# [What is needed]
Reproduce the entries verbatim; no pictures.

[Element data from apps and pages]

^^^^

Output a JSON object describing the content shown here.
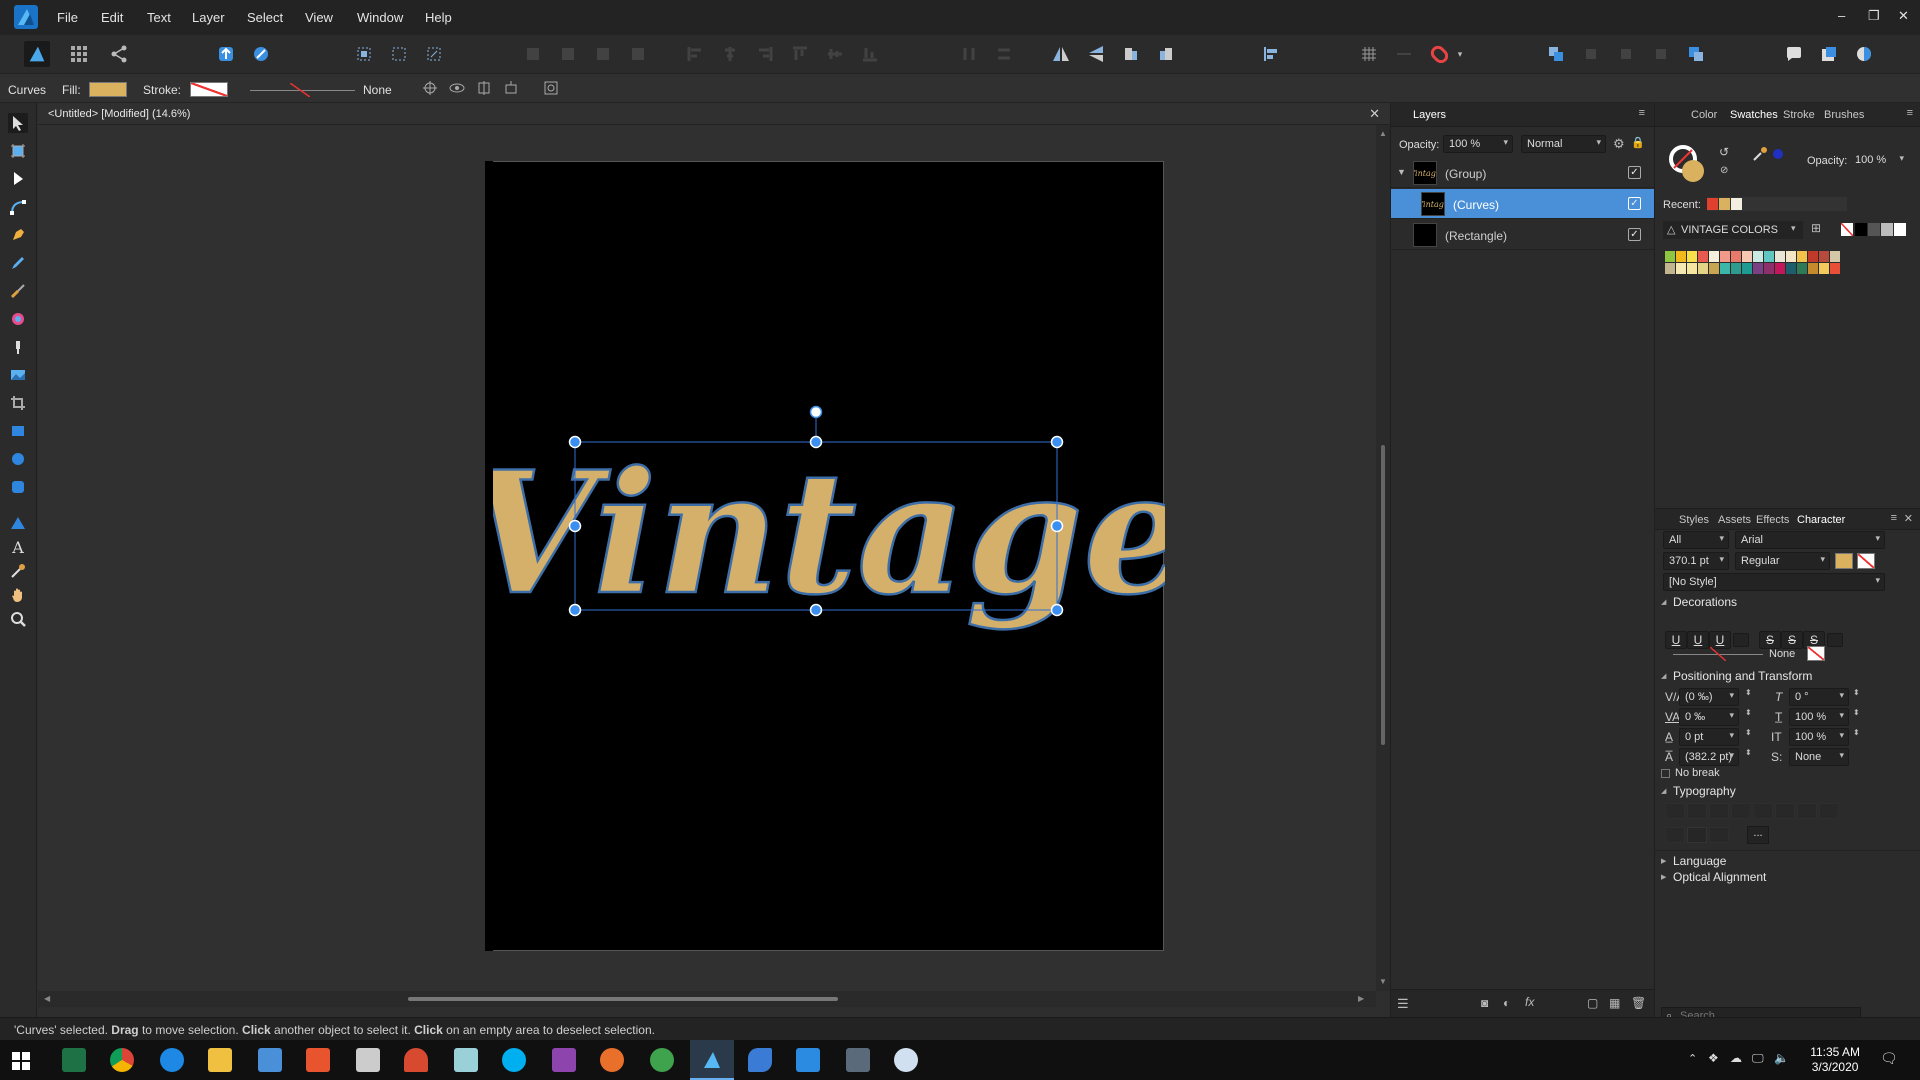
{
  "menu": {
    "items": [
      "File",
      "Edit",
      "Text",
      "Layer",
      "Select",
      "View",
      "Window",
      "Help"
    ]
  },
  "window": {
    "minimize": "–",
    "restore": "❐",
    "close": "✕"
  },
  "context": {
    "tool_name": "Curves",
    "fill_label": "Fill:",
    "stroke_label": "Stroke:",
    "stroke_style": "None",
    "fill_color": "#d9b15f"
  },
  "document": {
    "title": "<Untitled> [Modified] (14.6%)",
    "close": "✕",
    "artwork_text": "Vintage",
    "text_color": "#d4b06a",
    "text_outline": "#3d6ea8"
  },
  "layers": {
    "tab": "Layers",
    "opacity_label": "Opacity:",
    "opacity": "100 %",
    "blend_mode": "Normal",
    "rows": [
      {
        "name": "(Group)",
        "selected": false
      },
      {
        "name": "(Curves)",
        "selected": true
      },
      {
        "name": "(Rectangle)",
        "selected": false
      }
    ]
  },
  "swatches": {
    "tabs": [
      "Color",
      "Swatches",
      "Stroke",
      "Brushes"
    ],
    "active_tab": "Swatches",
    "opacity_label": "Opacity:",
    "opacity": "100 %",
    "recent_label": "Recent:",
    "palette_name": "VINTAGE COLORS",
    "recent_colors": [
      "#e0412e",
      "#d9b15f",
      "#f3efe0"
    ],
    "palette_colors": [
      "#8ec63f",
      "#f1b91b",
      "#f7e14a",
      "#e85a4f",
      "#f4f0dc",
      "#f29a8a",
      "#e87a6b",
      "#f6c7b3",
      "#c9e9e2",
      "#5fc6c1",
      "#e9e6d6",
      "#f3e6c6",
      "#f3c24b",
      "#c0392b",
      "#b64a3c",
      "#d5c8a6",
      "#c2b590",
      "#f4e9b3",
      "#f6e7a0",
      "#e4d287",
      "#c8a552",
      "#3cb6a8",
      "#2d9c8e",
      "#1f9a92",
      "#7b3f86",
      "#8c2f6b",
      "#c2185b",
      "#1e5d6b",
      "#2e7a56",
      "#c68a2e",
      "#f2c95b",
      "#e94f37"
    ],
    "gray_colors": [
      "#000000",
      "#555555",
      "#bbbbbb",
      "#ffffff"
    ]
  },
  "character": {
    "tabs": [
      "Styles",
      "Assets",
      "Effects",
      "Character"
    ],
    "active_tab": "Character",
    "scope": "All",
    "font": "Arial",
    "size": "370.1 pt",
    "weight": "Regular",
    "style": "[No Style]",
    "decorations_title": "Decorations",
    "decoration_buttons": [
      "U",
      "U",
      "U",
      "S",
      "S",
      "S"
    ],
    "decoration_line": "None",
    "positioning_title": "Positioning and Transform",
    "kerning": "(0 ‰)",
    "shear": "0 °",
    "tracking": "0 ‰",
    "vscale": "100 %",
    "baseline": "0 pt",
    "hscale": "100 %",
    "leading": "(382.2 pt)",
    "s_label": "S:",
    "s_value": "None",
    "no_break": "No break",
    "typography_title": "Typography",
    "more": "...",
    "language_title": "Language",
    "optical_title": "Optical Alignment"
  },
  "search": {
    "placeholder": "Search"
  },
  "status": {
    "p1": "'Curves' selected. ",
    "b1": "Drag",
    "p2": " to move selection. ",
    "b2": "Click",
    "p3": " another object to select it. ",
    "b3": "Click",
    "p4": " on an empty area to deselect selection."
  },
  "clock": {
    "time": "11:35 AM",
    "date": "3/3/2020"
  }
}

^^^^

# [Solution for this problem]
Output a JSON object describing the content shown here.
{
  "menu": {
    "items": [
      "File",
      "Edit",
      "Text",
      "Layer",
      "Select",
      "View",
      "Window",
      "Help"
    ]
  },
  "window": {
    "minimize": "–",
    "restore": "❐",
    "close": "✕"
  },
  "context": {
    "tool_name": "Curves",
    "fill_label": "Fill:",
    "stroke_label": "Stroke:",
    "stroke_style": "None",
    "fill_color": "#d9b15f"
  },
  "document": {
    "title": "<Untitled> [Modified] (14.6%)",
    "close": "✕",
    "artwork_text": "Vintage",
    "text_color": "#d4b06a",
    "text_outline": "#3d6ea8"
  },
  "layers": {
    "tab": "Layers",
    "opacity_label": "Opacity:",
    "opacity": "100 %",
    "blend_mode": "Normal",
    "rows": [
      {
        "name": "(Group)",
        "selected": false
      },
      {
        "name": "(Curves)",
        "selected": true
      },
      {
        "name": "(Rectangle)",
        "selected": false
      }
    ]
  },
  "swatches": {
    "tabs": [
      "Color",
      "Swatches",
      "Stroke",
      "Brushes"
    ],
    "active_tab": "Swatches",
    "opacity_label": "Opacity:",
    "opacity": "100 %",
    "recent_label": "Recent:",
    "palette_name": "VINTAGE COLORS",
    "recent_colors": [
      "#e0412e",
      "#d9b15f",
      "#f3efe0"
    ],
    "palette_colors": [
      "#8ec63f",
      "#f1b91b",
      "#f7e14a",
      "#e85a4f",
      "#f4f0dc",
      "#f29a8a",
      "#e87a6b",
      "#f6c7b3",
      "#c9e9e2",
      "#5fc6c1",
      "#e9e6d6",
      "#f3e6c6",
      "#f3c24b",
      "#c0392b",
      "#b64a3c",
      "#d5c8a6",
      "#c2b590",
      "#f4e9b3",
      "#f6e7a0",
      "#e4d287",
      "#c8a552",
      "#3cb6a8",
      "#2d9c8e",
      "#1f9a92",
      "#7b3f86",
      "#8c2f6b",
      "#c2185b",
      "#1e5d6b",
      "#2e7a56",
      "#c68a2e",
      "#f2c95b",
      "#e94f37"
    ],
    "gray_colors": [
      "#000000",
      "#555555",
      "#bbbbbb",
      "#ffffff"
    ]
  },
  "character": {
    "tabs": [
      "Styles",
      "Assets",
      "Effects",
      "Character"
    ],
    "active_tab": "Character",
    "scope": "All",
    "font": "Arial",
    "size": "370.1 pt",
    "weight": "Regular",
    "style": "[No Style]",
    "decorations_title": "Decorations",
    "decoration_buttons": [
      "U",
      "U",
      "U",
      "S",
      "S",
      "S"
    ],
    "decoration_line": "None",
    "positioning_title": "Positioning and Transform",
    "kerning": "(0 ‰)",
    "shear": "0 °",
    "tracking": "0 ‰",
    "vscale": "100 %",
    "baseline": "0 pt",
    "hscale": "100 %",
    "leading": "(382.2 pt)",
    "s_label": "S:",
    "s_value": "None",
    "no_break": "No break",
    "typography_title": "Typography",
    "more": "...",
    "language_title": "Language",
    "optical_title": "Optical Alignment"
  },
  "search": {
    "placeholder": "Search"
  },
  "status": {
    "p1": "'Curves' selected. ",
    "b1": "Drag",
    "p2": " to move selection. ",
    "b2": "Click",
    "p3": " another object to select it. ",
    "b3": "Click",
    "p4": " on an empty area to deselect selection."
  },
  "clock": {
    "time": "11:35 AM",
    "date": "3/3/2020"
  }
}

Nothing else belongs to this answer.